Richard Heeks is Professor of Development Informatics in the Institute for Development Policy and Management, part of the School of Environment and Development at the University of Manchester, UK. Following a period of work as a programmer for ICL, Richard studied for a BA/MA in Natural Sciences from Cambridge, and then taught science in a rural school in Nigeria.  He worked as a researcher at the Universities of Leicester and Loughborough, gaining an MPhil for his study of personal information systems.  Richard then undertook an ESRC/SERC-sponsored PhD at the Open University on the Indian software industry.  Following his doctorate, Richard joined the University of Manchester to teach, research and consult on “development informatics” – the relation between information and communication technologies (ICTs) and international development.

He has acted as an external degree examiner in the ICT4D field at universities in Europe, Africa and Asia; and as a research assessor for bodies such as the US National Science Foundation, ESRC, Nuffield and Leverhulme.  Complementing this have been more than twenty advisory activities on ICT4D for bodies such as the UK Dept. for International Development, GTZ, IDRC and UNIDO.  Richard is also ICT4D advisor for Zunia (Development Gateway) and for the British Council, and convenes the UK Development Studies Association’s specialist group on Information, Technology and Development.

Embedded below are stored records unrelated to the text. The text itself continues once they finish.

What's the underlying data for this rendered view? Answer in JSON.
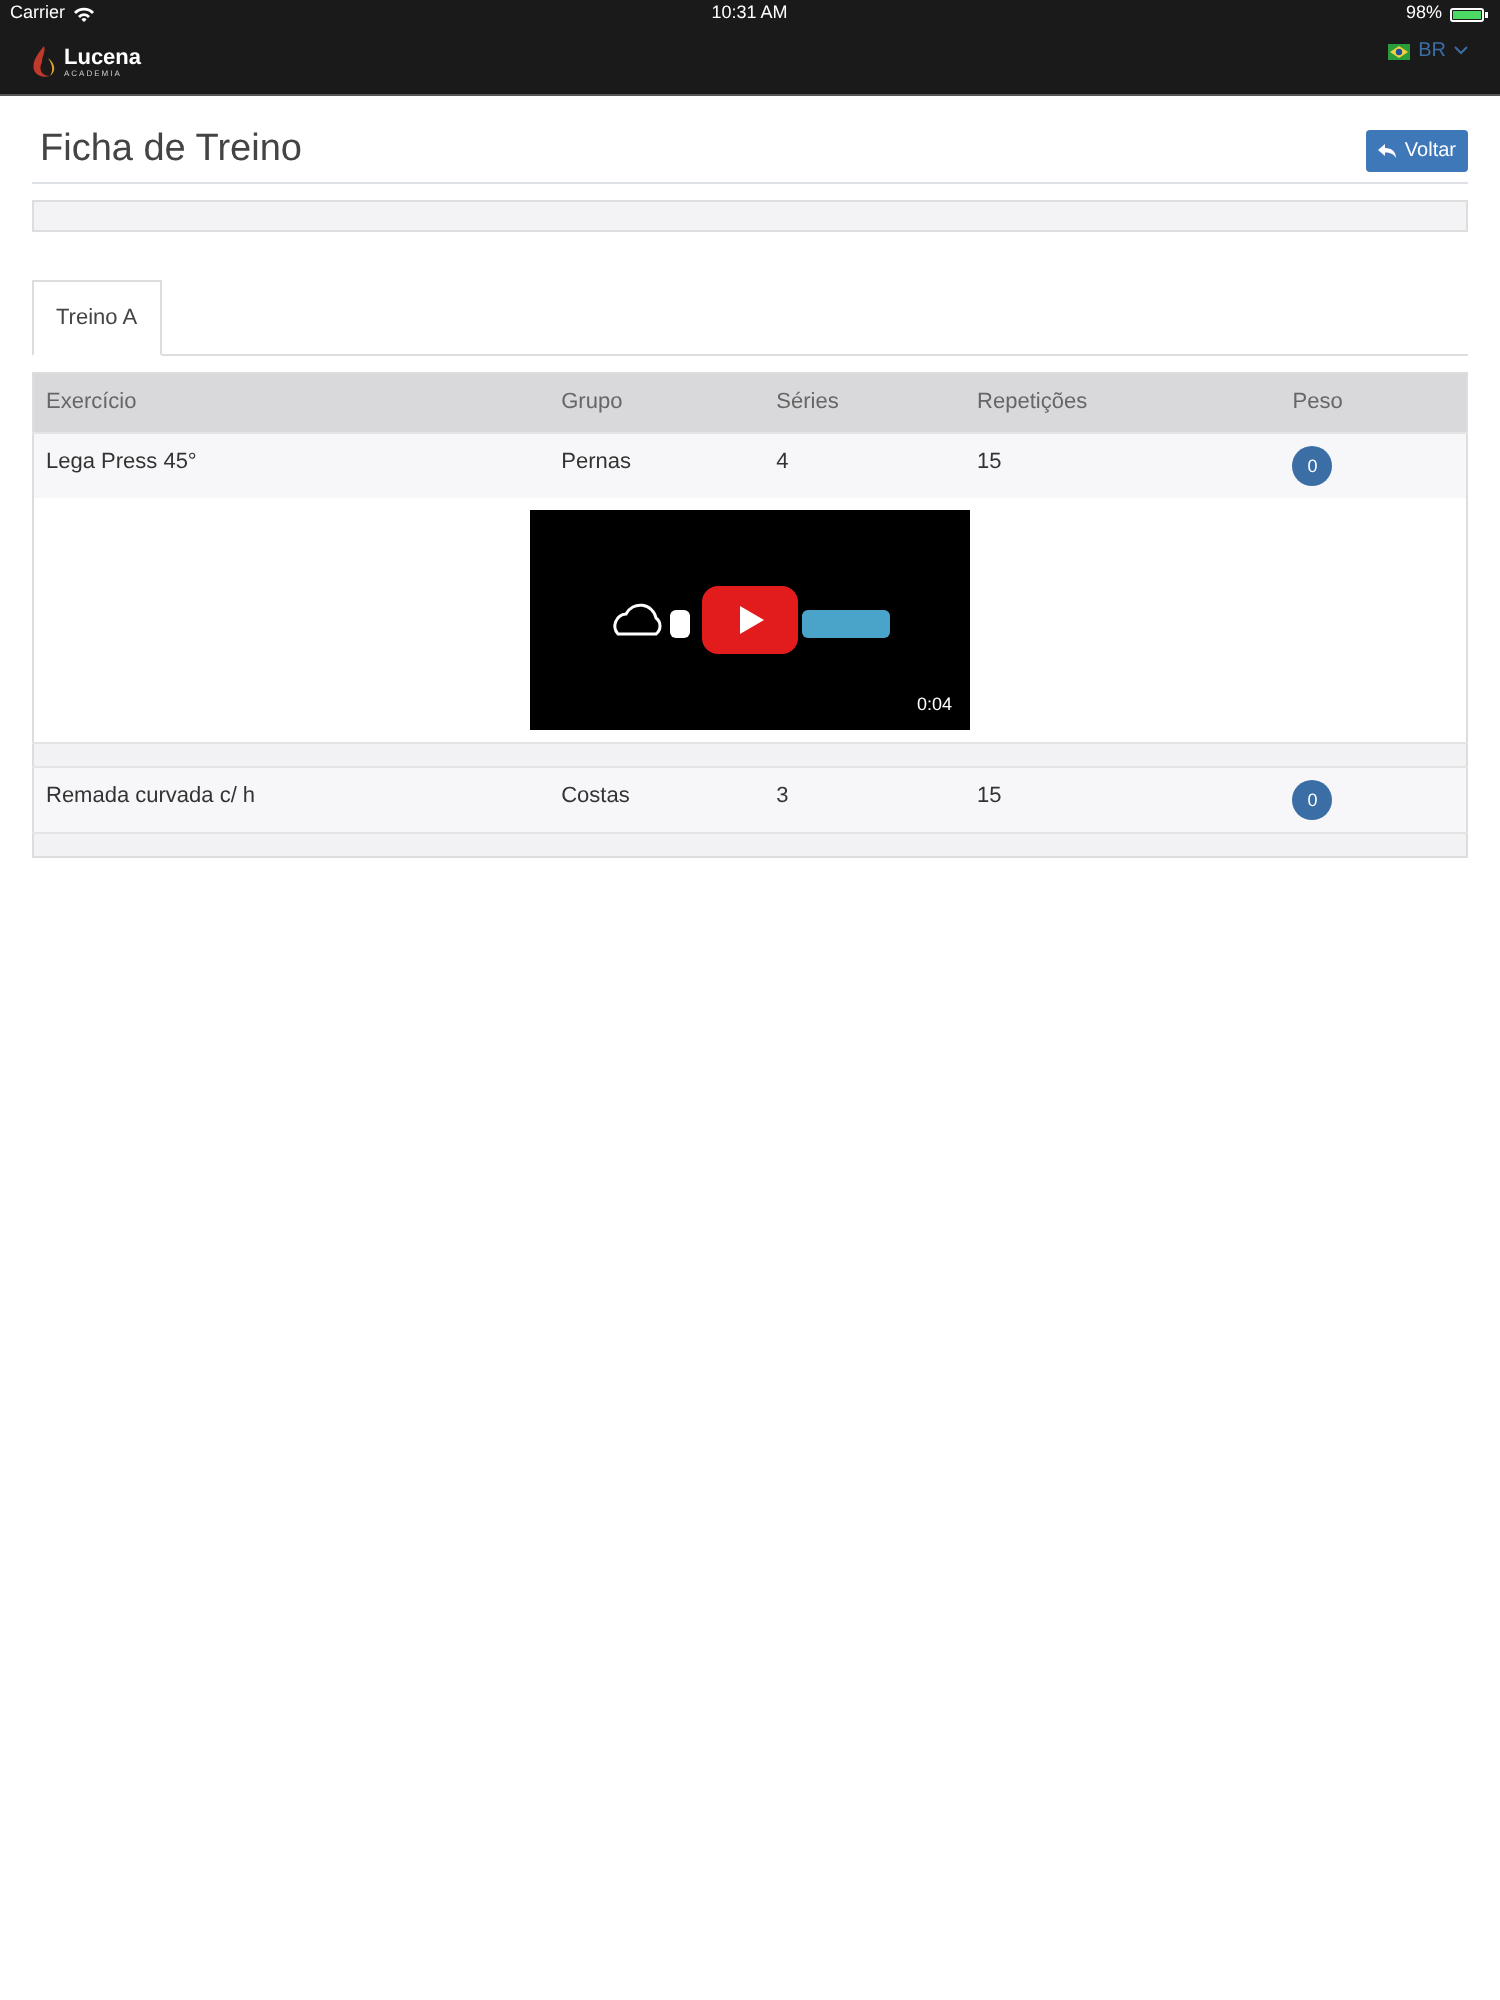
{
  "status_bar": {
    "carrier": "Carrier",
    "time": "10:31 AM",
    "battery": "98%"
  },
  "navbar": {
    "brand": "Lucena",
    "brand_sub": "ACADEMIA",
    "language": "BR"
  },
  "page": {
    "title": "Ficha de Treino",
    "back_button": "Voltar"
  },
  "tabs": [
    {
      "label": "Treino A",
      "selected": true
    }
  ],
  "table": {
    "columns": [
      "Exercício",
      "Grupo",
      "Séries",
      "Repetições",
      "Peso"
    ],
    "rows": [
      {
        "exercise": "Lega Press 45°",
        "group": "Pernas",
        "series": "4",
        "reps": "15",
        "weight": "0",
        "video": {
          "duration": "0:04"
        }
      },
      {
        "exercise": "Remada curvada c/ h",
        "group": "Costas",
        "series": "3",
        "reps": "15",
        "weight": "0"
      }
    ]
  }
}
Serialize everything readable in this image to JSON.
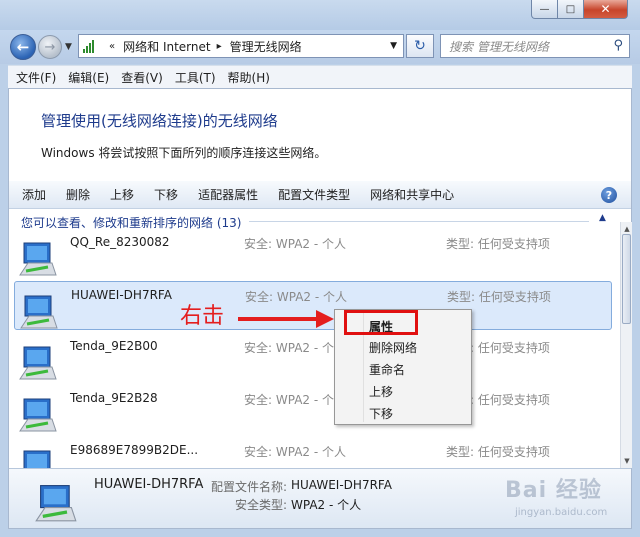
{
  "window": {
    "min": "—",
    "max": "□",
    "close": "✕"
  },
  "nav": {
    "back": "←",
    "forward": "→",
    "breadcrumb_sep": "«",
    "crumbs": [
      "网络和 Internet",
      "管理无线网络"
    ],
    "crumb_arrow": "▸",
    "search_placeholder": "搜索 管理无线网络",
    "refresh": "↻",
    "search_icon": "⚲"
  },
  "menu": [
    "文件(F)",
    "编辑(E)",
    "查看(V)",
    "工具(T)",
    "帮助(H)"
  ],
  "page": {
    "heading": "管理使用(无线网络连接)的无线网络",
    "subtext": "Windows 将尝试按照下面所列的顺序连接这些网络。"
  },
  "toolbar": {
    "items": [
      "添加",
      "删除",
      "上移",
      "下移",
      "适配器属性",
      "配置文件类型",
      "网络和共享中心"
    ],
    "help": "?"
  },
  "group": {
    "header": "您可以查看、修改和重新排序的网络 (13)",
    "collapse": "▲"
  },
  "networks": [
    {
      "name": "QQ_Re_8230082",
      "security": "安全: WPA2 - 个人",
      "type": "类型: 任何受支持项"
    },
    {
      "name": "HUAWEI-DH7RFA",
      "security": "安全: WPA2 - 个人",
      "type": "类型: 任何受支持项"
    },
    {
      "name": "Tenda_9E2B00",
      "security": "安全: WPA2 - 个人",
      "type": "类型: 任何受支持项"
    },
    {
      "name": "Tenda_9E2B28",
      "security": "安全: WPA2 - 个人",
      "type": "类型: 任何受支持项"
    },
    {
      "name": "E98689E7899B2DE...",
      "security": "安全: WPA2 - 个人",
      "type": "类型: 任何受支持项"
    }
  ],
  "scrollbar": {
    "up": "▲",
    "down": "▼"
  },
  "context_menu": [
    "属性",
    "删除网络",
    "重命名",
    "上移",
    "下移"
  ],
  "annotation": {
    "text": "右击"
  },
  "details": {
    "name": "HUAWEI-DH7RFA",
    "profile_label": "配置文件名称:",
    "profile_value": "HUAWEI-DH7RFA",
    "security_label": "安全类型:",
    "security_value": "WPA2 - 个人"
  },
  "watermark": {
    "main": "Bai 经验",
    "sub": "jingyan.baidu.com"
  },
  "colors": {
    "accent": "#1e3b8c",
    "annotation_red": "#e01010",
    "selection": "#dbe9fb"
  }
}
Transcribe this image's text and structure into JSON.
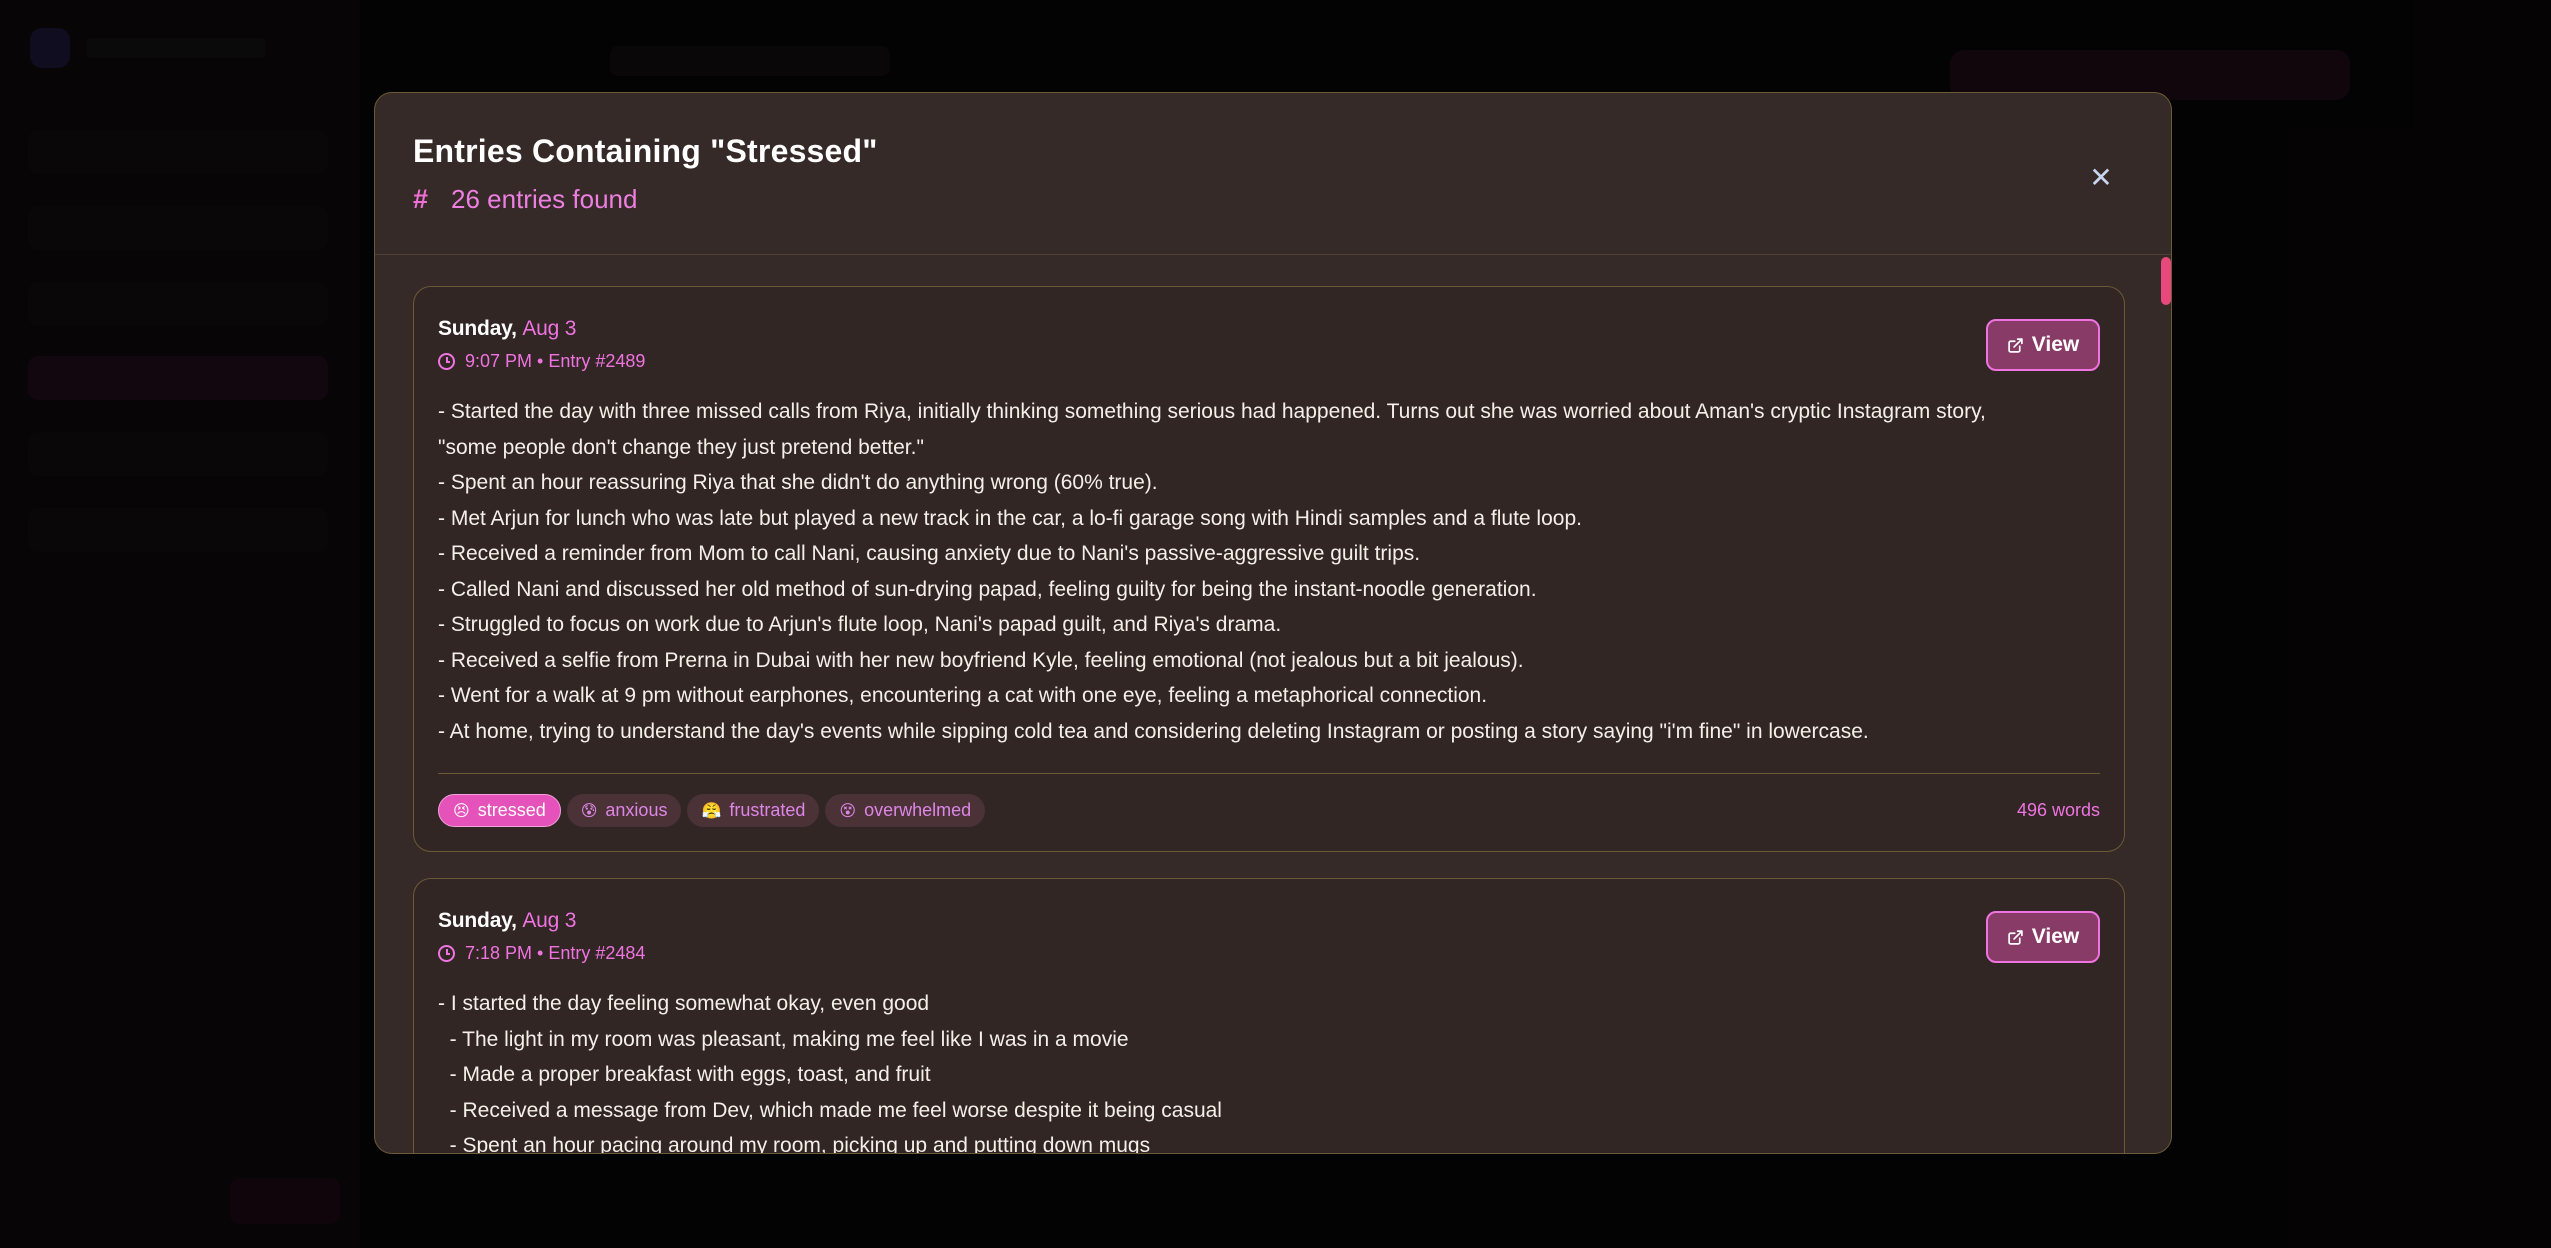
{
  "modal": {
    "title": "Entries Containing \"Stressed\"",
    "subtitle": "26 entries found",
    "close_label": "✕"
  },
  "entries": [
    {
      "weekday": "Sunday, ",
      "month_day": "Aug 3",
      "meta": "9:07 PM • Entry #2489",
      "view_label": "View",
      "lines": [
        "- Started the day with three missed calls from Riya, initially thinking something serious had happened. Turns out she was worried about Aman's cryptic Instagram story,",
        "\"some people don't change they just pretend better.\"",
        "- Spent an hour reassuring Riya that she didn't do anything wrong (60% true).",
        "- Met Arjun for lunch who was late but played a new track in the car, a lo-fi garage song with Hindi samples and a flute loop.",
        "- Received a reminder from Mom to call Nani, causing anxiety due to Nani's passive-aggressive guilt trips.",
        "- Called Nani and discussed her old method of sun-drying papad, feeling guilty for being the instant-noodle generation.",
        "- Struggled to focus on work due to Arjun's flute loop, Nani's papad guilt, and Riya's drama.",
        "- Received a selfie from Prerna in Dubai with her new boyfriend Kyle, feeling emotional (not jealous but a bit jealous).",
        "- Went for a walk at 9 pm without earphones, encountering a cat with one eye, feeling a metaphorical connection.",
        "- At home, trying to understand the day's events while sipping cold tea and considering deleting Instagram or posting a story saying \"i'm fine\" in lowercase."
      ],
      "tags": [
        {
          "emoji": "😣",
          "label": "stressed",
          "active": true
        },
        {
          "emoji": "😰",
          "label": "anxious",
          "active": false
        },
        {
          "emoji": "😤",
          "label": "frustrated",
          "active": false
        },
        {
          "emoji": "😵",
          "label": "overwhelmed",
          "active": false
        }
      ],
      "word_count": "496 words"
    },
    {
      "weekday": "Sunday, ",
      "month_day": "Aug 3",
      "meta": "7:18 PM • Entry #2484",
      "view_label": "View",
      "lines": [
        "- I started the day feeling somewhat okay, even good",
        "  - The light in my room was pleasant, making me feel like I was in a movie",
        "  - Made a proper breakfast with eggs, toast, and fruit",
        "  - Received a message from Dev, which made me feel worse despite it being casual",
        "  - Spent an hour pacing around my room, picking up and putting down mugs"
      ]
    }
  ],
  "colors": {
    "modal_bg": "#352a27",
    "border": "#6b5a37",
    "accent": "#ef73e0",
    "view_button": "#873b66",
    "active_tag": "#e552b9",
    "scroll_thumb": "#e8497d"
  }
}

Resources for More Information

Heeks ICT4D Bibliography (via ICTlogy)

Heeks author archive from the ICT4D blog. There is some really great stuff here, particularly on frameworks for conceptualizing ICT4D, the digital divide, and specific posts on eGov and ICTs for education. I highly recommend it!